Since today is Earth Day it seems fitting to write something about the event and our efforts to Save the Planet. Personally, I don’t see anything wrong with wanting to save the planet, though apparently many self-centered human beings do. So, even more fitting, on Earth Day, is a humorous yet deadly serious Earth Day essay by Joseph Romm. Please spend 8 minutes of your Earth Day reading his commentary. Then let me know what you think. Then, let’s get back to saving the planet, for it is the only way to save ourselves!
Physical expansion & population growth are costly
I owe you an election report on my recent city council run in my hometown of Colorado Springs. I wasn’t sure the citizens were ready to embrace a modern, sustainable economic model that recognizes perpetual growth is impossible. But I thought I might get traction from the fact that growth is no longer profitable. My city, like most, and like our entire nation, is in a state of crisis. Our tax revenue is down thanks to the collapse of the housing and consumption bubbles.
As I feared, current leaders believe we just need to rev up the growth engine to solve this problem (their faith in growth everlasting prevents them from seeing that our growth boom of the past two decades created more problems than it solved). It created costs faster than revenues. And it didn’t exactly do wonders for our quality of life. I wanted to offer an alternative to re-inflating the housing bubble, a smarter, more sustainable long-term solution.
Anyone who believes exponential growth can go on forever in a finite world is either a madman or an economist
– Kenneth Boulding
This week, world leaders, politicians, pundits and a solid majority of the population continue a global vigil – praying the world’s economies will return to robust growth. We hold our breath with the release of each new economic indicator – job creation, consumer confidence, retail sales, new home starts.
this week, if you find yourself cheering a return to growth, you may be inadvertently celebrating our acceleration toward an ecological cliff edge
– Andrew Simms, Policy Director and Head of Climate Change and Energy New Economics Foundation
The economic crisis continues to dominate the news and is a common topic in holiday party chatter. CNN calls it “Issue #1.” As a documenter of growth mania, I find this crisis an irresistible and fascinating opportunity.
Step back as I do, and take a detached, thoughtful look at our behavior. Ponder the following questions, and then ask a few of these while chatting with friends at your next holiday party. Let me know the reactions.

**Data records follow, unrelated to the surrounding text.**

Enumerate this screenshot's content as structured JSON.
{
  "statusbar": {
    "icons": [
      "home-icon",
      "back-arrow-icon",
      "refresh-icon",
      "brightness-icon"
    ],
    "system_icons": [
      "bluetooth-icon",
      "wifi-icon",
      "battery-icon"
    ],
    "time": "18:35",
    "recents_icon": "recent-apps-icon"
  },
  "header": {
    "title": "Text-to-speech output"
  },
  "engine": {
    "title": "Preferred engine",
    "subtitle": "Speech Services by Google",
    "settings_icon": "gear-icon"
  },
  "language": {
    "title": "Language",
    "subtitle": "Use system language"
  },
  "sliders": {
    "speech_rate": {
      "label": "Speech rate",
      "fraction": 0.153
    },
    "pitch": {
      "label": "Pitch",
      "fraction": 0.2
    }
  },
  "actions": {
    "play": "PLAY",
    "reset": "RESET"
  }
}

If we were designing a global system to meet our basic needs and provide opportunities for happiness and fulfillment, would we choose a model that only works if we need/want/make/sell/buy more automobiles this year than last, a system that falls apart if our needs have been met?
“Do you have…protection?” The U.S. Border Patrol officer patted his holster as he asked. “No, do I need to? I replied. He suggested to his supervisor perhaps one of them should escort me. This section of the U.S.-Mexico border has been one of the most dangerous.
That’s a 16-foot border fence behind me in the photo. The escort idea was nixed due to lack of manpower, so I bid the officers adieu and struck out for the main channel of the Colorado River, lugging tripod and video camera across 1/3-mile of delta. In places I sank so deep in the silt that it poured into my boots.
As expected there was not a drop of water in the river. It had all been diverted to Denver, Salt Lake City, Las Vegas, Phoenix, Los Angeles and the Imperial Valley. Researchers at the Scripps Institution of Oceanography recently calculated a 50 percent chance lakes Mead and Powell will dry up by 2021, and a 10 percent chance the lakes will run out of usable water by 2013. Yet growth addicts in our metropolitan areas are busy plotting to make sure they get every drop of water they have a legal right to, water that is unlikely to be there.